(Saved data entries)

== Segment start ==

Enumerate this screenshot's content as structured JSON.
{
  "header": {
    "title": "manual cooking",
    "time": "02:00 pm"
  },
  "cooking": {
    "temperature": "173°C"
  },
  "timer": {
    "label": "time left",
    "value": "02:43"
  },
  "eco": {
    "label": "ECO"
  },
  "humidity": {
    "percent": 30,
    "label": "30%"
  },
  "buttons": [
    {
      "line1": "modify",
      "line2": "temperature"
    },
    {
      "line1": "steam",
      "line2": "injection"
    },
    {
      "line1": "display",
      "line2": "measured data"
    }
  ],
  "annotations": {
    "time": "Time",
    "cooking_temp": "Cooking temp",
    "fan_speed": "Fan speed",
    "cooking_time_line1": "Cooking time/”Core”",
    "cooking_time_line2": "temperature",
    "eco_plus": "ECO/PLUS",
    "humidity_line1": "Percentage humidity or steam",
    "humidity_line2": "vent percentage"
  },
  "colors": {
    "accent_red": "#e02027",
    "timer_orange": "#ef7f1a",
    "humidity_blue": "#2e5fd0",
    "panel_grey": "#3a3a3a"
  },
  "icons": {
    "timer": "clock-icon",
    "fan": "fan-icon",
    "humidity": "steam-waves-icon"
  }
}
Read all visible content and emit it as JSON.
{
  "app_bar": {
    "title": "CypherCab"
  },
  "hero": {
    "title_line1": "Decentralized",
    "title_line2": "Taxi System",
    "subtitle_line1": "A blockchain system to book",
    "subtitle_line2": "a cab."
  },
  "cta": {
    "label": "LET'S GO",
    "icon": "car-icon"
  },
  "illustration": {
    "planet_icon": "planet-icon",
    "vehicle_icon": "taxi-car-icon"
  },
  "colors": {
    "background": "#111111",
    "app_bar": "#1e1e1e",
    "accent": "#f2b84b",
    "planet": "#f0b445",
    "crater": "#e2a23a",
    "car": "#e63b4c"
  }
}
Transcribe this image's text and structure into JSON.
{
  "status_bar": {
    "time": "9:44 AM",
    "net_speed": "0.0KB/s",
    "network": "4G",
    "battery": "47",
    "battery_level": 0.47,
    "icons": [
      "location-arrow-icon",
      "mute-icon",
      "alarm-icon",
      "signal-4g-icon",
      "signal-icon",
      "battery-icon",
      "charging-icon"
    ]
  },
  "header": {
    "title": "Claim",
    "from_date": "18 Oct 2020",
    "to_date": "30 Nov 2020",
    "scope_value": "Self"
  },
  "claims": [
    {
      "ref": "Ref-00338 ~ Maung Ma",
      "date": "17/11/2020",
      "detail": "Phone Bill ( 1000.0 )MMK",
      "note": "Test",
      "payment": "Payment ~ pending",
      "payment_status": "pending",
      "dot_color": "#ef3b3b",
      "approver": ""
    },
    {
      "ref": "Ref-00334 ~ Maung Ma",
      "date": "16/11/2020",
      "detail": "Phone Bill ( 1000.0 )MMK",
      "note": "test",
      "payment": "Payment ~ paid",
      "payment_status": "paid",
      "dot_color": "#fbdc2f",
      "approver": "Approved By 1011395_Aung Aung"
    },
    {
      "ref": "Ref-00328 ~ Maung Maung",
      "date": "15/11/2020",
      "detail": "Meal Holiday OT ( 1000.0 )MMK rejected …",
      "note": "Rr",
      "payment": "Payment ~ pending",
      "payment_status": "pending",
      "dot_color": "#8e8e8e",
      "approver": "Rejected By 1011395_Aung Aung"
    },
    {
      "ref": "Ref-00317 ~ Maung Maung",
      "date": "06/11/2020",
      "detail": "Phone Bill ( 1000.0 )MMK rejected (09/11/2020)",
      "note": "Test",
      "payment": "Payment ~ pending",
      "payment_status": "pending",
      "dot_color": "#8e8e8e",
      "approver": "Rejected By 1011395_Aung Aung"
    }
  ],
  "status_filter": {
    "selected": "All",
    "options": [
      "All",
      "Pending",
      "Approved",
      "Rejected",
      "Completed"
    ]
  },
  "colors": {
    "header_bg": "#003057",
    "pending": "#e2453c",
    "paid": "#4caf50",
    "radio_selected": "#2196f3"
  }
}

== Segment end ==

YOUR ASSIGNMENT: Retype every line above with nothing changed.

OUTPUT OF THE TASK:
Enumerate this screenshot's content as structured JSON.
{
  "header": {
    "title": "manual cooking",
    "time": "02:00 pm"
  },
  "cooking": {
    "temperature": "173°C"
  },
  "timer": {
    "label": "time left",
    "value": "02:43"
  },
  "eco": {
    "label": "ECO"
  },
  "humidity": {
    "percent": 30,
    "label": "30%"
  },
  "buttons": [
    {
      "line1": "modify",
      "line2": "temperature"
    },
    {
      "line1": "steam",
      "line2": "injection"
    },
    {
      "line1": "display",
      "line2": "measured data"
    }
  ],
  "annotations": {
    "time": "Time",
    "cooking_temp": "Cooking temp",
    "fan_speed": "Fan speed",
    "cooking_time_line1": "Cooking time/”Core”",
    "cooking_time_line2": "temperature",
    "eco_plus": "ECO/PLUS",
    "humidity_line1": "Percentage humidity or steam",
    "humidity_line2": "vent percentage"
  },
  "colors": {
    "accent_red": "#e02027",
    "timer_orange": "#ef7f1a",
    "humidity_blue": "#2e5fd0",
    "panel_grey": "#3a3a3a"
  },
  "icons": {
    "timer": "clock-icon",
    "fan": "fan-icon",
    "humidity": "steam-waves-icon"
  }
}
Read all visible content and emit it as JSON.
{
  "app_bar": {
    "title": "CypherCab"
  },
  "hero": {
    "title_line1": "Decentralized",
    "title_line2": "Taxi System",
    "subtitle_line1": "A blockchain system to book",
    "subtitle_line2": "a cab."
  },
  "cta": {
    "label": "LET'S GO",
    "icon": "car-icon"
  },
  "illustration": {
    "planet_icon": "planet-icon",
    "vehicle_icon": "taxi-car-icon"
  },
  "colors": {
    "background": "#111111",
    "app_bar": "#1e1e1e",
    "accent": "#f2b84b",
    "planet": "#f0b445",
    "crater": "#e2a23a",
    "car": "#e63b4c"
  }
}
Transcribe this image's text and structure into JSON.
{
  "status_bar": {
    "time": "9:44 AM",
    "net_speed": "0.0KB/s",
    "network": "4G",
    "battery": "47",
    "battery_level": 0.47,
    "icons": [
      "location-arrow-icon",
      "mute-icon",
      "alarm-icon",
      "signal-4g-icon",
      "signal-icon",
      "battery-icon",
      "charging-icon"
    ]
  },
  "header": {
    "title": "Claim",
    "from_date": "18 Oct 2020",
    "to_date": "30 Nov 2020",
    "scope_value": "Self"
  },
  "claims": [
    {
      "ref": "Ref-00338 ~ Maung Ma",
      "date": "17/11/2020",
      "detail": "Phone Bill ( 1000.0 )MMK",
      "note": "Test",
      "payment": "Payment ~ pending",
      "payment_status": "pending",
      "dot_color": "#ef3b3b",
      "approver": ""
    },
    {
      "ref": "Ref-00334 ~ Maung Ma",
      "date": "16/11/2020",
      "detail": "Phone Bill ( 1000.0 )MMK",
      "note": "test",
      "payment": "Payment ~ paid",
      "payment_status": "paid",
      "dot_color": "#fbdc2f",
      "approver": "Approved By 1011395_Aung Aung"
    },
    {
      "ref": "Ref-00328 ~ Maung Maung",
      "date": "15/11/2020",
      "detail": "Meal Holiday OT ( 1000.0 )MMK rejected …",
      "note": "Rr",
      "payment": "Payment ~ pending",
      "payment_status": "pending",
      "dot_color": "#8e8e8e",
      "approver": "Rejected By 1011395_Aung Aung"
    },
    {
      "ref": "Ref-00317 ~ Maung Maung",
      "date": "06/11/2020",
      "detail": "Phone Bill ( 1000.0 )MMK rejected (09/11/2020)",
      "note": "Test",
      "payment": "Payment ~ pending",
      "payment_status": "pending",
      "dot_color": "#8e8e8e",
      "approver": "Rejected By 1011395_Aung Aung"
    }
  ],
  "status_filter": {
    "selected": "All",
    "options": [
      "All",
      "Pending",
      "Approved",
      "Rejected",
      "Completed"
    ]
  },
  "colors": {
    "header_bg": "#003057",
    "pending": "#e2453c",
    "paid": "#4caf50",
    "radio_selected": "#2196f3"
  }
}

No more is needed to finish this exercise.